Stockholm’s subway system has been called the world’s longest art exhibit: it covers over 90 stations—100 plus kilometers—and displays both permanent installations and rotating shows. For the price of one metro ticket, travelers can get a look into the culture of the Swedish capital, the founding of the subway in the 1940s, and the inclusion of contemporary and modern experimental artists into the subway experience. According to the official website, ‘The art makes the stations perceived as more beautiful, safer, and it helps to make the trip into something more than just a transport between two places.”
Solna station, Stockholm – Art on a massive immersive scale redefines the riders experience

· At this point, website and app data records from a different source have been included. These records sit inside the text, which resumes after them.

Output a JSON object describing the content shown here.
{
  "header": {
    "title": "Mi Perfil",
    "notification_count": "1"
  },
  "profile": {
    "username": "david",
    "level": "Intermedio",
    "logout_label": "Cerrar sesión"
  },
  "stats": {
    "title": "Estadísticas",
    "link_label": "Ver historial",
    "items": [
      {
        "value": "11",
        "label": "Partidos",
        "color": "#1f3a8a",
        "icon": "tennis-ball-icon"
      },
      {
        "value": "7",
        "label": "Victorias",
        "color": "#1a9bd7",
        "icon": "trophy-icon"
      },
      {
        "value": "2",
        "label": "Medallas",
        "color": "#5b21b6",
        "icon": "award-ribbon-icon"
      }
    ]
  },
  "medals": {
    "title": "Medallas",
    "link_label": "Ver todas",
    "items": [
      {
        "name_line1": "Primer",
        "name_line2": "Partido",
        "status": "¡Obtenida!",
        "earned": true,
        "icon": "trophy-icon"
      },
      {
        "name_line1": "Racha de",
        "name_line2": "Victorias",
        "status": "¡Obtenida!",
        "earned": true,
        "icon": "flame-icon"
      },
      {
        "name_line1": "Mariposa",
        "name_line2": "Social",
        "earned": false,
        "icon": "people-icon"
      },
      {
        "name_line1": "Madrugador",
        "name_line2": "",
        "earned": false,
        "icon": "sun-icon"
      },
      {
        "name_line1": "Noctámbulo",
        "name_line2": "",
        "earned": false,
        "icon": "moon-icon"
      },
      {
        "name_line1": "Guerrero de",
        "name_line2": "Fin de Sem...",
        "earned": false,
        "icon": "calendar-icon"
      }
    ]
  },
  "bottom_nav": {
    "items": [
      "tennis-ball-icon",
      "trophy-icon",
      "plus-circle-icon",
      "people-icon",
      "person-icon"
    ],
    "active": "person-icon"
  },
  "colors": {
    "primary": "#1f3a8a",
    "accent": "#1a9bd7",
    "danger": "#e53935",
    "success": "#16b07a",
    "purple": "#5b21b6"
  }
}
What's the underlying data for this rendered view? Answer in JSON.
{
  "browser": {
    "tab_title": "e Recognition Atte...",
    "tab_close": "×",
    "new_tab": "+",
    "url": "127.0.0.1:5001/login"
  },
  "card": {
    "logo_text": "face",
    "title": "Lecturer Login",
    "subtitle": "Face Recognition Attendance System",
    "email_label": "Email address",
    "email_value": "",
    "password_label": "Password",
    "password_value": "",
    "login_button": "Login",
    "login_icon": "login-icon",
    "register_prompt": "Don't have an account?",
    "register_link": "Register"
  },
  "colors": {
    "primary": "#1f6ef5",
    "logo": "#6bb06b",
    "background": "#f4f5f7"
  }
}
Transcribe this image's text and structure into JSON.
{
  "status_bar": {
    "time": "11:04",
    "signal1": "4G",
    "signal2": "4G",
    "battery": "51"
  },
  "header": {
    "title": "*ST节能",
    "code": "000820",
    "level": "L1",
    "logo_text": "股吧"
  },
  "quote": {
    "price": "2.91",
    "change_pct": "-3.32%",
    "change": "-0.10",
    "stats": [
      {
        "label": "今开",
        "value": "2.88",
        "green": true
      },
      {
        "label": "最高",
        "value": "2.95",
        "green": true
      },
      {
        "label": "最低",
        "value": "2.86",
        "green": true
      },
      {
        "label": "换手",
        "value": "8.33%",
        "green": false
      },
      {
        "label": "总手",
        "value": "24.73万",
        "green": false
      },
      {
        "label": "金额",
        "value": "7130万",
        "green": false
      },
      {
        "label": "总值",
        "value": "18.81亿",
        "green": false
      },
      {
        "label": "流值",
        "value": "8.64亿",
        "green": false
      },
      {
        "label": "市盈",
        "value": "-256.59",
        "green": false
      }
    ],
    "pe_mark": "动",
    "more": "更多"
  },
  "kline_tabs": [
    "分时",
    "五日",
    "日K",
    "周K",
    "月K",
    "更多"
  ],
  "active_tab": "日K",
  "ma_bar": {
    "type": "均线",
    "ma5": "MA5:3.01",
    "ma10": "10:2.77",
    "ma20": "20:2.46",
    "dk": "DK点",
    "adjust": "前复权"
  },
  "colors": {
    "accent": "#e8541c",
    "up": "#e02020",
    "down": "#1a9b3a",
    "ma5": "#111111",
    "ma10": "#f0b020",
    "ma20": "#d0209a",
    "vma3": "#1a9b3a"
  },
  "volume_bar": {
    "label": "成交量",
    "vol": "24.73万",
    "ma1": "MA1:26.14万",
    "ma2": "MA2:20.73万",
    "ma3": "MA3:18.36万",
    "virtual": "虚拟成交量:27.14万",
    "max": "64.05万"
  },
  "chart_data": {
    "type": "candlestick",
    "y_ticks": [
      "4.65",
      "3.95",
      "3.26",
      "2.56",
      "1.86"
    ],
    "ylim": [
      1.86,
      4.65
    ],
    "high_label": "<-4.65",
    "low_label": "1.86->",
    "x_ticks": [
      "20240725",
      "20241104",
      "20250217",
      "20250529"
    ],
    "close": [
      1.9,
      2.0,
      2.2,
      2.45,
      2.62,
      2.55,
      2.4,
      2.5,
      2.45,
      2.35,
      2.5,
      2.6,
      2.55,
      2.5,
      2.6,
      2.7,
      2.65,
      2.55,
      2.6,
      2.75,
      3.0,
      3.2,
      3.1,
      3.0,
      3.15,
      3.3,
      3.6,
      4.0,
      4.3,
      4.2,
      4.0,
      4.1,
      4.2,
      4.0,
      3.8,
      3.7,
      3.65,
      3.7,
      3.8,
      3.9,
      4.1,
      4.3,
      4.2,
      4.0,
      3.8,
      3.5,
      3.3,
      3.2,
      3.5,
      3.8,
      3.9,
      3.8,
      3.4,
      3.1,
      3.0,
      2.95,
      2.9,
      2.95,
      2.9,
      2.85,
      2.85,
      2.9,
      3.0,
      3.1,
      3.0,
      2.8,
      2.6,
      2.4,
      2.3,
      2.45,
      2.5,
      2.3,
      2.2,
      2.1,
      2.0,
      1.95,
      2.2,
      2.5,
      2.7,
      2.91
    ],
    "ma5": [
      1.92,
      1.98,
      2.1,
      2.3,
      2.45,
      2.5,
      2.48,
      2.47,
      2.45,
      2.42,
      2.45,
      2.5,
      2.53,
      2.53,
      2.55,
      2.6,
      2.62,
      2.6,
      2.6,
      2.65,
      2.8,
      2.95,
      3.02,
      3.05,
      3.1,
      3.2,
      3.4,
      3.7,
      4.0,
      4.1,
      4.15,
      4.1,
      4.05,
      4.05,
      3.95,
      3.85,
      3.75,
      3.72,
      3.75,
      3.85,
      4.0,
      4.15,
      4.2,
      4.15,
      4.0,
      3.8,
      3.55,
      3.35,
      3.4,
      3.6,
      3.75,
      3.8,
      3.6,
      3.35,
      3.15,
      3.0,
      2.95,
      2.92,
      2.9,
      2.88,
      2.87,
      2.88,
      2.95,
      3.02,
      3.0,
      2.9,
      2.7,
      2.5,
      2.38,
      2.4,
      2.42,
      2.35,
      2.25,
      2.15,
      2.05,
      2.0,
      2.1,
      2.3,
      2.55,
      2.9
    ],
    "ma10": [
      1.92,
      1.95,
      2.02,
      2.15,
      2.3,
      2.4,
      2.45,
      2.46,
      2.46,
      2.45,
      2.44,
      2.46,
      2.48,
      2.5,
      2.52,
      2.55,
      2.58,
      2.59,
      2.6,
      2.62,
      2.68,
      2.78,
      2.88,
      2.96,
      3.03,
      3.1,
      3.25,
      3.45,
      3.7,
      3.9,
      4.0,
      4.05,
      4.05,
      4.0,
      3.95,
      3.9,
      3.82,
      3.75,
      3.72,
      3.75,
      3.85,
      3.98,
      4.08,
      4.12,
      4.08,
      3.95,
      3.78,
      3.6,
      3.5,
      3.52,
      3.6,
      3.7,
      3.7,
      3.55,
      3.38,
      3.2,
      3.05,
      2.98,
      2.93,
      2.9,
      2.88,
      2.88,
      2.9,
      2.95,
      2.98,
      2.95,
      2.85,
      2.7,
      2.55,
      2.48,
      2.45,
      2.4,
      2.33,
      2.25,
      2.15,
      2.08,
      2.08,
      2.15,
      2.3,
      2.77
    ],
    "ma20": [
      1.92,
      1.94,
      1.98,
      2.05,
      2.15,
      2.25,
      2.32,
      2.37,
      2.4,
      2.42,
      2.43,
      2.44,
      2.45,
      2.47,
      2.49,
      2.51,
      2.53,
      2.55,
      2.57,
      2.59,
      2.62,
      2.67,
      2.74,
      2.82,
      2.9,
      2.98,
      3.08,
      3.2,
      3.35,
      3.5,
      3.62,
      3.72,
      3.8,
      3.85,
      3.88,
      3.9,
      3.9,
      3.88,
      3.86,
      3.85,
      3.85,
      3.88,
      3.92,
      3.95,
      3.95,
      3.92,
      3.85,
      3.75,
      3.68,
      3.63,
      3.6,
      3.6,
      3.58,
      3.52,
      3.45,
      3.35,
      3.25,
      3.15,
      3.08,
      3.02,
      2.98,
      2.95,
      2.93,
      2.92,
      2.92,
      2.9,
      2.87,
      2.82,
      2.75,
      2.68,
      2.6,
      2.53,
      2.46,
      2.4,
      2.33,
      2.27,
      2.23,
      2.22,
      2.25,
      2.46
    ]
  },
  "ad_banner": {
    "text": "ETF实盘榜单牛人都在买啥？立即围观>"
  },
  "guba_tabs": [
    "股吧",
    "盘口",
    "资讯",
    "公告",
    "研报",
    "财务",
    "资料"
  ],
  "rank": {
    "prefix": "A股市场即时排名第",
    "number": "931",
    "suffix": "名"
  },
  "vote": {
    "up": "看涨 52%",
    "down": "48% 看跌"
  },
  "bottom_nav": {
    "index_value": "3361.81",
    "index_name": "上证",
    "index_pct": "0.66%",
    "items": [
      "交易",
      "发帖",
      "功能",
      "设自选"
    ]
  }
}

Two artists, Vera Nilsson and Siri Derkert, were behind the campaign in the 1950s to change the metro into a stunning immersive gallery. The project was supported by a broad political coalition that shared the idea that the whole city benefited from this cultural resource.
Kungstradgarden station, Stockholm – Artists, architects, and engineers collaborated to ensure that each station provided full-scale experiences to riders.
Many of the stations were designed as full-scale installations—a collaborative partnership between artists, architects, and engineers. This collaboration resulted in installations in stations such as Rådhuset, Kungsträdgården, Solna centrum, Näckrosen, Alby, Stadion, Rinkeby, Tensta, and T-Centralen. Each station is unique with a specific theme and character. A rider’s journey on the line connects them to the culture above ground and differentiates every stop along the line. Massive bright red walls? You know you are at the Solna Centrum station, and the Kungsträdgården station evokes an archaeological dig featuring pieces from the Stockholm Makalös palace.
Kungstradgarden station, Stockholm – An exposed rock face, green-sprayed concrete, cement mosaic floor, and cast sculptures from the Makalös Palace set in a petrified waterfall.
More than 150 artists contributed to art throughout the subway system using a range of techniques including painting, sculpture, mosaic, engraving, enamel, and bas-relief. To showcase these more fragile pieces, such as graphics, drawings, paintings, and textiles that could become damaged in the harsh conditions of the underground Metro, temporary shows are installed in six stations which are rotated four times a year.
Odenplan Station, Stockholm – More than 150 local artists have created work for the subway enhancing almost every station in the transit system. Photo by Flickr User Nenyaki.
Stockholms Lokaltrafik (Greater Stockholm’s traffic agency locally known as “SL”) runs free weekly guided art tours of its underground subway art led by certified guides all for the price of a metro ticket!